Data extracted from a collection:
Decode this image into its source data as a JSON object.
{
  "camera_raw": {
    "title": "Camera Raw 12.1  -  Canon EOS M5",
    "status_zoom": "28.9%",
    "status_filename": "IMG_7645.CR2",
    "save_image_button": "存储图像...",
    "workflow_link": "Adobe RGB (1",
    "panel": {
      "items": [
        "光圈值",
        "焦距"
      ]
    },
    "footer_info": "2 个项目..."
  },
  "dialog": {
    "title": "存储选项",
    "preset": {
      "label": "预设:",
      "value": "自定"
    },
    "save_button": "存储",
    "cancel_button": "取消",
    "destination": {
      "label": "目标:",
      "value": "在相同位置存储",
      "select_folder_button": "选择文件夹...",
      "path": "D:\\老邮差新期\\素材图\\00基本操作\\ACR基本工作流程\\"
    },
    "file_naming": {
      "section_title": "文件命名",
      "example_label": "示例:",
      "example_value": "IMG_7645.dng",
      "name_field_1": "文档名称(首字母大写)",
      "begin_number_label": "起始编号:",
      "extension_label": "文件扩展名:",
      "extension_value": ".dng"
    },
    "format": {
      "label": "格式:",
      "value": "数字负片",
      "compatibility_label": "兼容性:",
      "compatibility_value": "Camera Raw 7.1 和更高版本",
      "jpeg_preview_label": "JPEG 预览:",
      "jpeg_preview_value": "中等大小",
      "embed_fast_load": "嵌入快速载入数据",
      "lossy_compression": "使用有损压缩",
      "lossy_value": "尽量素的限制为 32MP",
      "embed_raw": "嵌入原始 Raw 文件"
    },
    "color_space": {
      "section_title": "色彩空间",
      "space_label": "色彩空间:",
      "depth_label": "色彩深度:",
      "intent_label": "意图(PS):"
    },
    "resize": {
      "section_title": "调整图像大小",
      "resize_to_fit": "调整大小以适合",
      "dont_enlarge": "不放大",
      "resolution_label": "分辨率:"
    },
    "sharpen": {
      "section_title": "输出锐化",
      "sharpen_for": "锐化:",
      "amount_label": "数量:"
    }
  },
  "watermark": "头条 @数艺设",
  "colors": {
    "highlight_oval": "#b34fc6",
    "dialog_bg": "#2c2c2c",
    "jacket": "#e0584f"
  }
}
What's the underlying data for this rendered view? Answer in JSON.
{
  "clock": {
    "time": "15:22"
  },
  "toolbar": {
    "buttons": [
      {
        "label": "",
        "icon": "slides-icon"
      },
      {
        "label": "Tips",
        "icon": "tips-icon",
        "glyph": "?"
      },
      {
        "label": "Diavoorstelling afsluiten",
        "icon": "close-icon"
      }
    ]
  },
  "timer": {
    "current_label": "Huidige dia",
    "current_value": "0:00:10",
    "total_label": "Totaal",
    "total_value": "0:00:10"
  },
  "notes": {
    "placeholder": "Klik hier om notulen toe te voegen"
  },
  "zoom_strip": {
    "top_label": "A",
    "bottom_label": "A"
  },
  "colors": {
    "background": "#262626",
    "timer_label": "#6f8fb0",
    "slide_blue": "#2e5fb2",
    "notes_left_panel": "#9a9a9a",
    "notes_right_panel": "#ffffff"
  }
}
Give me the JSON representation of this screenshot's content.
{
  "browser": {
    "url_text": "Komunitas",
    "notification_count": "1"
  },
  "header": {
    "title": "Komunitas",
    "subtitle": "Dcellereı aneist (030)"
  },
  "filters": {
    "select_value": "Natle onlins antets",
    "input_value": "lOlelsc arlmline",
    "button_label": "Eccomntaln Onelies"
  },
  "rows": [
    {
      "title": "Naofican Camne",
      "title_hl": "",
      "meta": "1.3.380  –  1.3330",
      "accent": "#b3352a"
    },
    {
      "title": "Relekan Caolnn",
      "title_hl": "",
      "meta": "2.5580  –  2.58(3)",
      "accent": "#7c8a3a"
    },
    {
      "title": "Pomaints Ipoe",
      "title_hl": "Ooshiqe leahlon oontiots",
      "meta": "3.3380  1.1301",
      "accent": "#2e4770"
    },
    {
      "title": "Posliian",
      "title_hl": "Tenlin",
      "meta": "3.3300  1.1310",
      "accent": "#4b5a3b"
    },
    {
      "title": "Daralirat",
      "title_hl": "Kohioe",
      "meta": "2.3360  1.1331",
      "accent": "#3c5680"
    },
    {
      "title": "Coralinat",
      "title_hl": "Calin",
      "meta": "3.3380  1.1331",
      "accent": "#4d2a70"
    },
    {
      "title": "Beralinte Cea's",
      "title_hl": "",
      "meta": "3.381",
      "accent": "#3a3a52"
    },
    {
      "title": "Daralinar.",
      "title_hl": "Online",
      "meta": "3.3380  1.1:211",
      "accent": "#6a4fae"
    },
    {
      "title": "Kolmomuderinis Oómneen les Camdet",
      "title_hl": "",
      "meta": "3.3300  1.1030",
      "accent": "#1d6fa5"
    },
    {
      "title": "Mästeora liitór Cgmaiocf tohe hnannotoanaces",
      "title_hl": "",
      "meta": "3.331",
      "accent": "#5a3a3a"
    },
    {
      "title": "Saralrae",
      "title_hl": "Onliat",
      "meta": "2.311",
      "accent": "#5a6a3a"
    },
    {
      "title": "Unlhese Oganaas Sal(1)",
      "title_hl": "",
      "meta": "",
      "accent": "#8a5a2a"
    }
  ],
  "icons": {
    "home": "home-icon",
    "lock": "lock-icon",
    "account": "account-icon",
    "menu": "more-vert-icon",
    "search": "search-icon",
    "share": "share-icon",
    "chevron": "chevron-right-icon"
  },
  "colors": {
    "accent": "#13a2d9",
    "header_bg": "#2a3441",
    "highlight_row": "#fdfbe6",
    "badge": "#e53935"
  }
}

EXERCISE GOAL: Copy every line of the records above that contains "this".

YOUR SOLUTION:
Decode this image into its source data as a JSON object.
What's the underlying data for this rendered view? Answer in JSON.
Give me the JSON representation of this screenshot's content.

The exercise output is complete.